Kennedy scion vies to carry family mantle back to Washington

The Kennedy family's return to power rests on the shoulders of a 31-year-old lawyer and former Peace Corps volunteer who has never campaigned for public office.

Joseph Kennedy III announced Thursday that he is running for Congress, in the Massachusetts district currently represented by retiring Democratic Rep. Barney Frank. In doing so, the grandson of the late Robert F. Kennedy is vying to carry the family mantle back to Washington after the death of Sen. Ted Kennedy in 2009 left a void. When former Rep. Patrick Kennedy departed Congress in early 2011, the Democratic dynasty for the first time in decades was gone from the capital.

But for Joseph, the luster of the family name is quickly proving to be, simultaneously, his biggest asset and most imposing hurdle.

Sean Bielat, a Republican who unsuccessfully ran against Frank in 2010, has tried to portray Kennedy's candidacy as one of privilege as he vies again for the 4th District seat.

Bielat has skewered the young Kennedy as unqualified and seeking to cash in on "political entitlement." In a local interview, the GOP candidate questioned whether the "romanticism" is still attached to his family name and suggested the race would "shift" away from the Kennedy "myth" and become more about the candidate himself.

On the day Kennedy announced, Bielat's campaign tweeted: "Please (retweet) if you believe the LAST thing this nation needs is another 'Kennedy Seat.'"

It's an argument that worked well for Sen. Scott Brown when he ran for the seat held by Ted Kennedy. A breakout moment for the fish-out-of-water, truck-driving Massachusetts Republican came when he chastised a debate moderator for using the term, "Teddy Kennedy's seat."

"It's the people's seat," Brown said.

Voters went on to reject the Democrats' chosen candidate, Martha Coakley.

But Joseph Kennedy, whose father Joseph P. Kennedy II was a U.S. congressman, nevertheless can tap into a ready and eager network of support to mount what will undoubtedly be a formidable campaign

Kennedy entered the race with big-time union support, including from the SEIU. The family connections already have helped him build a fundraising infrastructure -- and he'll reportedly be in Washington next week to pump up the campaign coffers.

The Massachusetts GOP, in the face of the young Kennedy's fundraising prowess, said in a statement that "the age of coronations is over in Massachusetts."

But Frank, in an interview on MSNBC Friday, denied that entitlement was behind the Kennedy run.

"There isn't a trace in him of any sense that this is by right or by inheritance. This is not a guy who thinks he's entitled to anything," Frank said. He added that Kennedy is a "better campaigner than I was."

In his campaign launch video, the earnest-looking and soft-spoken Kennedy framed his pitch -- much like President Obama -- around the idea of "fairness," in the tax code, housing policy, jobs policy and everywhere else.

"I believe this country was founded on a simple idea -- that every person deserves to be treated fairly by each other and by their government.

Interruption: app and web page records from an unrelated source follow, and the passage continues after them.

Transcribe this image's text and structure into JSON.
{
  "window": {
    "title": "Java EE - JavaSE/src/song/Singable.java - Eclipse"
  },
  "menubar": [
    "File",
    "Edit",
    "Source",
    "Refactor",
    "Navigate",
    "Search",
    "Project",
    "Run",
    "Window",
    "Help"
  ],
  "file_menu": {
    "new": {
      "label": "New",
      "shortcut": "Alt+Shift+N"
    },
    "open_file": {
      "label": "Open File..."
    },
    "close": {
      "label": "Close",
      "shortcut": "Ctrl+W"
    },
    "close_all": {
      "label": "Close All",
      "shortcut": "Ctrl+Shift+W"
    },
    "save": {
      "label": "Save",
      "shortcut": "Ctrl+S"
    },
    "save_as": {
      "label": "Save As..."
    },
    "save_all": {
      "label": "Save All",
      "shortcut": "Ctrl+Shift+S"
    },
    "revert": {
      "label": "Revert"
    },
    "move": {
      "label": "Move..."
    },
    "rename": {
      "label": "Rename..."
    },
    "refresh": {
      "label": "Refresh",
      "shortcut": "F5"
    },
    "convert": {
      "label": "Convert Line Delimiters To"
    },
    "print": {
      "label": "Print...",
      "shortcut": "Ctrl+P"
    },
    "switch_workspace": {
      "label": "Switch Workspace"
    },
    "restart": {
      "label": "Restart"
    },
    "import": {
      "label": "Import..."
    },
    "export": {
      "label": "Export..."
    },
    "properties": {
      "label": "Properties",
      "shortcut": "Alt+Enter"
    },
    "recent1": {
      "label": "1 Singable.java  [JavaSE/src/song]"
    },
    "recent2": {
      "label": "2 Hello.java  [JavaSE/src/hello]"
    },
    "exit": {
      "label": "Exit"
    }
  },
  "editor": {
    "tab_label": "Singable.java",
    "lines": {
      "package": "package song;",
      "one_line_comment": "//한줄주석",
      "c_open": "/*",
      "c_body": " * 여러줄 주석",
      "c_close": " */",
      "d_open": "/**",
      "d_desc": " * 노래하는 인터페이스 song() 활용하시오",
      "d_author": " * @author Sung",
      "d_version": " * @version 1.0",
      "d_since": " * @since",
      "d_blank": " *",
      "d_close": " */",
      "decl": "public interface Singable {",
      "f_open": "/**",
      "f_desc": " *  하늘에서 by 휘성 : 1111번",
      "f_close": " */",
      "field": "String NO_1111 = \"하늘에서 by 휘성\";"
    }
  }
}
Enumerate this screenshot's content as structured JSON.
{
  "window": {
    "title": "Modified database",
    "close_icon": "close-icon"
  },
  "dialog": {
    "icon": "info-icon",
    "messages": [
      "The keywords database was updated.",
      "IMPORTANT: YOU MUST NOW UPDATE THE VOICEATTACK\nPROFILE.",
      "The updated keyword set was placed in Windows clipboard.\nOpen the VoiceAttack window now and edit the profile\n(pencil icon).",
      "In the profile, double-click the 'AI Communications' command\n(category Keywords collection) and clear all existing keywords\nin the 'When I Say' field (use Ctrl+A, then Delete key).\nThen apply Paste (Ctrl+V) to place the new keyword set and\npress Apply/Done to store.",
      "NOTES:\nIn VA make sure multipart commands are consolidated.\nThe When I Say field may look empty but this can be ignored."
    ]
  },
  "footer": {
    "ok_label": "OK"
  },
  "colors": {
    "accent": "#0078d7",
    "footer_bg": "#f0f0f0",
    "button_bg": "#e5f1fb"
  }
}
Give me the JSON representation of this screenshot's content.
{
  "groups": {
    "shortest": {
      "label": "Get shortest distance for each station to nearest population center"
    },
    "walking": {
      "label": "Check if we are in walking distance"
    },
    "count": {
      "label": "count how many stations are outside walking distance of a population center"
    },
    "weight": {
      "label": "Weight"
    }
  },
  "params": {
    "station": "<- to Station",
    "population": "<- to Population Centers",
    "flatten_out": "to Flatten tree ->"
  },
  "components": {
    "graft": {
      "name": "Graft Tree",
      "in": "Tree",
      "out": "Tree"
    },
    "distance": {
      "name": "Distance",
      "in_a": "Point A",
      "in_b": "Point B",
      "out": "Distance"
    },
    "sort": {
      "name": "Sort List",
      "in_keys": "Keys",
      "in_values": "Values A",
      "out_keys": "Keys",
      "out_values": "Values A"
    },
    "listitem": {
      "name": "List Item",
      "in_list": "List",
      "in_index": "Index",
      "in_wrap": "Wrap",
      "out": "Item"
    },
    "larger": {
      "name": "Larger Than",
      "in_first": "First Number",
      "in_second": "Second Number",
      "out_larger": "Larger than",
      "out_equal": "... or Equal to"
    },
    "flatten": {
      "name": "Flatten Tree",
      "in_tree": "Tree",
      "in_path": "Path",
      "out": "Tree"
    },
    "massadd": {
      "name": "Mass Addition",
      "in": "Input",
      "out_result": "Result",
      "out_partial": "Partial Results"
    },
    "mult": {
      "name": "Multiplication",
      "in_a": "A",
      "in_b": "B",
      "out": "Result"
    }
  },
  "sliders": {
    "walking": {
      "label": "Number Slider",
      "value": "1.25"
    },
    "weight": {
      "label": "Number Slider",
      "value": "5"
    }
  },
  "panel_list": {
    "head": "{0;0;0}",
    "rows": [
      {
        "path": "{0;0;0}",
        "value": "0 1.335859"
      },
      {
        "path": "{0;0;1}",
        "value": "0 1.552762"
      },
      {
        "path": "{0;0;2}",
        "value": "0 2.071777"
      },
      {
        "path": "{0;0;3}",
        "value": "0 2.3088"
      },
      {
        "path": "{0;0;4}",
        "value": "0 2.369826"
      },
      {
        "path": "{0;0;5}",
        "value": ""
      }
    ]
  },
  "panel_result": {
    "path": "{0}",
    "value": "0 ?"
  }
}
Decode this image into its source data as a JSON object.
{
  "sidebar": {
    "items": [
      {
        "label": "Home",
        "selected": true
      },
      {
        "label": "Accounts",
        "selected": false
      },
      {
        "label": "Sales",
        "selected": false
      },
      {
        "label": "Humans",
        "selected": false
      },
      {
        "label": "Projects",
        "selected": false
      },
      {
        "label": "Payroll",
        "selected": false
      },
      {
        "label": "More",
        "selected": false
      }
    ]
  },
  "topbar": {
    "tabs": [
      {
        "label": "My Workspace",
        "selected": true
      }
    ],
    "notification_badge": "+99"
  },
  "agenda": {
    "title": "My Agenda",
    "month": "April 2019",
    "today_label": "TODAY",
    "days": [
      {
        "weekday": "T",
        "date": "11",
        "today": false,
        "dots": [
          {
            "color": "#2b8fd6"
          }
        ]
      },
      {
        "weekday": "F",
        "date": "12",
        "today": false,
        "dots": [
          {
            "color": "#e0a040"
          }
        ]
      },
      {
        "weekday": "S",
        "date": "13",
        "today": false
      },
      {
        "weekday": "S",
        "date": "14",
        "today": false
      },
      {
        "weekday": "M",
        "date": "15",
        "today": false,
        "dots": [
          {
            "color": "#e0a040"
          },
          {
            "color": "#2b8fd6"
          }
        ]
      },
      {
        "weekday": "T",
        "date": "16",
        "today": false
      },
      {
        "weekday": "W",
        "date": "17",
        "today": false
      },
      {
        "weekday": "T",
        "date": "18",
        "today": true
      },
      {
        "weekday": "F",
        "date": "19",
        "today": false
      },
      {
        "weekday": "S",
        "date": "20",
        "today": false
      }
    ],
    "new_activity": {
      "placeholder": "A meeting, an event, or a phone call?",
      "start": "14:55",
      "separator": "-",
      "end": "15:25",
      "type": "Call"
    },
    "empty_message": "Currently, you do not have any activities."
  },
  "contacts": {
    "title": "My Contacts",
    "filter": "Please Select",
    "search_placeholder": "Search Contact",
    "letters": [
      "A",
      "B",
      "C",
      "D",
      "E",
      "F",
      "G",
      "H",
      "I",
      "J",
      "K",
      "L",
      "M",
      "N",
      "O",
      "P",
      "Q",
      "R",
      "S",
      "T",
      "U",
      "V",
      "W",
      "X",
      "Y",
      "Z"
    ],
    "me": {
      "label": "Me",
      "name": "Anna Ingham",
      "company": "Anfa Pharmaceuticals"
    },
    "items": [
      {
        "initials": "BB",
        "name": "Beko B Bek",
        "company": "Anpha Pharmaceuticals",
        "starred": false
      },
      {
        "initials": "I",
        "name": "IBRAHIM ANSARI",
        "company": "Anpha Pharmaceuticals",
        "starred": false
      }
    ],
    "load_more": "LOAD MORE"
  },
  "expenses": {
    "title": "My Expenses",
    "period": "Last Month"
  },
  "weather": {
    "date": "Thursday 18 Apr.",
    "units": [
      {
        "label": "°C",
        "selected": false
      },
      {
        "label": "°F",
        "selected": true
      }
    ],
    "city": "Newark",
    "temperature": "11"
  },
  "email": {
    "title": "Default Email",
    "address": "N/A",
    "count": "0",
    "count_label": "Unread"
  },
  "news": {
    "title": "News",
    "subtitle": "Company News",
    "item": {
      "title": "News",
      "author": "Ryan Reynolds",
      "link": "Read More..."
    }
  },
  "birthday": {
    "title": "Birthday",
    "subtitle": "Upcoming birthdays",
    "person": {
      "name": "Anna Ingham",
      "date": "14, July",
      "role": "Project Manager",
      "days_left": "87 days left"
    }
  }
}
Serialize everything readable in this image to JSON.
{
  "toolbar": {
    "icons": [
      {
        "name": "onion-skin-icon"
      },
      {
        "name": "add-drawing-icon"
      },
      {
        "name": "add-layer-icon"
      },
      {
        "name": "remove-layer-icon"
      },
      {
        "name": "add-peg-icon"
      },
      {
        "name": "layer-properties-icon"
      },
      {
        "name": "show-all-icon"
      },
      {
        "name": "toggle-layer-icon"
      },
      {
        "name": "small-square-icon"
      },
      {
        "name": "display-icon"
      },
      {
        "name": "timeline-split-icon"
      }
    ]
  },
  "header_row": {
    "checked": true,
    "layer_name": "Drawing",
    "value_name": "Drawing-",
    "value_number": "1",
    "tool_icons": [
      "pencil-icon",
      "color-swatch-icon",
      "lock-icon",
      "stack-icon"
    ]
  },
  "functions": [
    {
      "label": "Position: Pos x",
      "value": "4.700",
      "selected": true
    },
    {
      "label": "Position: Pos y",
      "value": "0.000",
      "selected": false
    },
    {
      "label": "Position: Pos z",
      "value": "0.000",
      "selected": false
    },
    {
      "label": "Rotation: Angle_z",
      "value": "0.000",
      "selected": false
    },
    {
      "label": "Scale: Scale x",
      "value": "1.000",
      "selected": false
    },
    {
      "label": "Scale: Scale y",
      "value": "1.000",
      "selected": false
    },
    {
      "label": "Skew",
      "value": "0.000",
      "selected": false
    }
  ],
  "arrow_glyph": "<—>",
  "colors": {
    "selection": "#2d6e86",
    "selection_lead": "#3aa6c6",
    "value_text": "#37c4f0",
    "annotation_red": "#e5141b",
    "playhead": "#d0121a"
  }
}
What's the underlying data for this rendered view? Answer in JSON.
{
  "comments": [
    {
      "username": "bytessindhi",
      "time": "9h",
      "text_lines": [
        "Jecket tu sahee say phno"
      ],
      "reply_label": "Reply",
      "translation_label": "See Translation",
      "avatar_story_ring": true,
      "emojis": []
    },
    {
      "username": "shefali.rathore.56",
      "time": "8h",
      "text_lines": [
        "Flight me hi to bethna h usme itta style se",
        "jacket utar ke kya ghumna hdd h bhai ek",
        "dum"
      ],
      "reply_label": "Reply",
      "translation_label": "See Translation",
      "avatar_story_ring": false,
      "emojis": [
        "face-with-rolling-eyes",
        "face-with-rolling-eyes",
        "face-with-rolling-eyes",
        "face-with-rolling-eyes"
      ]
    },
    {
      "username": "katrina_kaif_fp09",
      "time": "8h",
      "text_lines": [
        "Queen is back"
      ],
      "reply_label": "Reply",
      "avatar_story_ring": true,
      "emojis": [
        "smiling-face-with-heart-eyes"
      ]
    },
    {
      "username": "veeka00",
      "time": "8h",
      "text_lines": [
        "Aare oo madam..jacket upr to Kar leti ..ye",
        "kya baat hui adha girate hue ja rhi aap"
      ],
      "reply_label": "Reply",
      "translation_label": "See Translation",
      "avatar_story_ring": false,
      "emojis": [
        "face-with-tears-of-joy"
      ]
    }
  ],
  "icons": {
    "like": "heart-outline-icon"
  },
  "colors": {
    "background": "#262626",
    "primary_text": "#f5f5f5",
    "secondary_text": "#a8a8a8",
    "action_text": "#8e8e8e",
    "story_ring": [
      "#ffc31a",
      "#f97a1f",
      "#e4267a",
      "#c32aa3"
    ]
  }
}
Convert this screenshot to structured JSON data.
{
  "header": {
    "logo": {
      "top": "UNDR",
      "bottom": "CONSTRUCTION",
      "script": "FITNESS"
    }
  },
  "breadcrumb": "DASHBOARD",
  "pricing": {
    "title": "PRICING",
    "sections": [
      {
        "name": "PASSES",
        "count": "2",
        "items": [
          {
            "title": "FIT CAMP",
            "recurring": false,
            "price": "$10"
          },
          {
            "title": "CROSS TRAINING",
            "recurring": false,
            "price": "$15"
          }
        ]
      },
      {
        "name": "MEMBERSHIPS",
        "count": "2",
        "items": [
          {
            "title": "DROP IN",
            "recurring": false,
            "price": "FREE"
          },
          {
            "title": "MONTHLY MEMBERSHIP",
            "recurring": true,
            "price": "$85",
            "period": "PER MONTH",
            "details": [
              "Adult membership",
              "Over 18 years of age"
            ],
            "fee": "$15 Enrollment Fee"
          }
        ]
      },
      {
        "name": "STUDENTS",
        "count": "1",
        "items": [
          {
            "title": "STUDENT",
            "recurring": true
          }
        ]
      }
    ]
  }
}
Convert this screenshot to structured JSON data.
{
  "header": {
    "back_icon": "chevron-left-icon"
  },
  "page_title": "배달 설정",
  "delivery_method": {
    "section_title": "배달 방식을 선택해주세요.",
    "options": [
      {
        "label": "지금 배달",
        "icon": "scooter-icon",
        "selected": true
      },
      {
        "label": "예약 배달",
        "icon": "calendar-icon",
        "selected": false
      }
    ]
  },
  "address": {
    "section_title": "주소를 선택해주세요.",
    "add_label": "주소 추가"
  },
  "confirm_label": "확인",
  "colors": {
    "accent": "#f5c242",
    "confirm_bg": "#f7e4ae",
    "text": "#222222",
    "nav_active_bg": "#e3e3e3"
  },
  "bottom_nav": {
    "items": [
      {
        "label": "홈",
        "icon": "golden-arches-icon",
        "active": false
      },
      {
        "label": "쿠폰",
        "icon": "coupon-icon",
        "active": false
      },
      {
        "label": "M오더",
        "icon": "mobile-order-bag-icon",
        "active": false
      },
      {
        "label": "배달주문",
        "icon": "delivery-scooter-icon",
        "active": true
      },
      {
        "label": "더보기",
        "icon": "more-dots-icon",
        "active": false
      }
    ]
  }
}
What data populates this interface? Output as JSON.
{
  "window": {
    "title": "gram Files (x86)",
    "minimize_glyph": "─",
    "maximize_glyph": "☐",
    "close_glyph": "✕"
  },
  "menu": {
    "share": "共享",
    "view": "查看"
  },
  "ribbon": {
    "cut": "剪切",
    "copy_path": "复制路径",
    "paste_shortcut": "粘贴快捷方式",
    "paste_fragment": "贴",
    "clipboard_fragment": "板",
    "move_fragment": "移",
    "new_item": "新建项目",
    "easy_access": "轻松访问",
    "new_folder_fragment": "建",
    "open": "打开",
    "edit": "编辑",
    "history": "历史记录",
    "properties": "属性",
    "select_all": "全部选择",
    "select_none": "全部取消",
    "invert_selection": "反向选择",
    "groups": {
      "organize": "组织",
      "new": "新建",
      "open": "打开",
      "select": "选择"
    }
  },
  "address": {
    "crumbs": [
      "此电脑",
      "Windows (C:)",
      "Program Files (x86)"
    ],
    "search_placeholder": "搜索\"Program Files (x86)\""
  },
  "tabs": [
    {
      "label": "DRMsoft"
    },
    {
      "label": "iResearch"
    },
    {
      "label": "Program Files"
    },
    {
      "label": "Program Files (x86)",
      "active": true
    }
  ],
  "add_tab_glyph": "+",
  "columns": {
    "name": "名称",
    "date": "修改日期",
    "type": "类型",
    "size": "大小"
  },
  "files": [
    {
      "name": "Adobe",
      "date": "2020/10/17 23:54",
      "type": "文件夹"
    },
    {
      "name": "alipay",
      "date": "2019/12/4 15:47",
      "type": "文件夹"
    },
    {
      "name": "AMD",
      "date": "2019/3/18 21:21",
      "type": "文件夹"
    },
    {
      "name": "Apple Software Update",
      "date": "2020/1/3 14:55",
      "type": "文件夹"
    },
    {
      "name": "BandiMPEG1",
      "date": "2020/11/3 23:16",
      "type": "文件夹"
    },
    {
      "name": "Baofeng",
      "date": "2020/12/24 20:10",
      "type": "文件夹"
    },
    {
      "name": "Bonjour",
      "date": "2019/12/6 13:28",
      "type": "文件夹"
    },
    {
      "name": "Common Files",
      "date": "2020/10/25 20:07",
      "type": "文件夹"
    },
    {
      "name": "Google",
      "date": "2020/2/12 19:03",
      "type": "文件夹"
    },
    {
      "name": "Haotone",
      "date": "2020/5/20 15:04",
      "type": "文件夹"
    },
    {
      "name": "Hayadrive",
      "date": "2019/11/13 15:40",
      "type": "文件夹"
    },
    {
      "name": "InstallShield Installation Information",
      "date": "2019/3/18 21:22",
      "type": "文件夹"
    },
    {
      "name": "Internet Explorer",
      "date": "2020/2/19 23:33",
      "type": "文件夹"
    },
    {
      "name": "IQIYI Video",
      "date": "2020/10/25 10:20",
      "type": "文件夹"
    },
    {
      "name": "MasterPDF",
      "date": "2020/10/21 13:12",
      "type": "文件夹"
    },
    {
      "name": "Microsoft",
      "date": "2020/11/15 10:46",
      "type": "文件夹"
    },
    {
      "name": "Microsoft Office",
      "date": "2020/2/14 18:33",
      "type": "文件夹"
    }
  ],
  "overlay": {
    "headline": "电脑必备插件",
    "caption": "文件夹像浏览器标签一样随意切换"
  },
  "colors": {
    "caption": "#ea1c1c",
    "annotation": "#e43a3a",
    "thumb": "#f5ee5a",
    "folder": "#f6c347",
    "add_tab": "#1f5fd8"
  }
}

But that's not happening in America anymore," Kennedy said.

Urging voters to join him in his "fight for fairness," Kennedy briefly invoked his family history, and vowed humility: "My family has had the great privilege of serving Massachusetts before. They taught me that public service is an honor given in trust, and that trust must be earned each and every day. That's exactly what I intend to do."

A few other Democrats are running for the 4th District seat. Bielat is competing on the GOP side against former state mental health commissioner Elizabeth Childs.

It's not a clear path to Congress, but Kennedy may still represent the family's best shot at a return to public office. Kennedy most recently was a prosecutor for Middlesex County in Massachusetts. He graduated from Harvard Law School, and before that Stanford.

On the John F. Kennedy tree, daughter Caroline briefly attempted a run at the New York Senate seat previously held by Hillary Clinton when she was tapped for secretary of state. A lackluster campaigner, Kennedy later withdrew from the race. She remains president of the John F. Kennedy Library Foundation.

The other members of the Kennedy family are almost all in private life.

Robert F. Kennedy Jr. is a professor and environmental attorney.

Kathleen Kennedy Townsend, the former Maryland lieutenant governor who mounted an unsuccessful run for governor, serves on various boards including that of the Kennedy Library Foundation. Both Robert and Kathleen are children of Robert F. Kennedy.

Joseph Kennedy III's father continues to run a nonprofit he founded in 1979 that specializes in providing cheap heating oil to those in need.

The late Sen. Ted Kennedy's son Edward Jr. runs a financial services firm in New York City.

One other member of the family is in public office, though. Robert Sargent Shriver III serves on the Santa Monica City Council. Shriver is the son of John F. Kennedy's sister Eunice.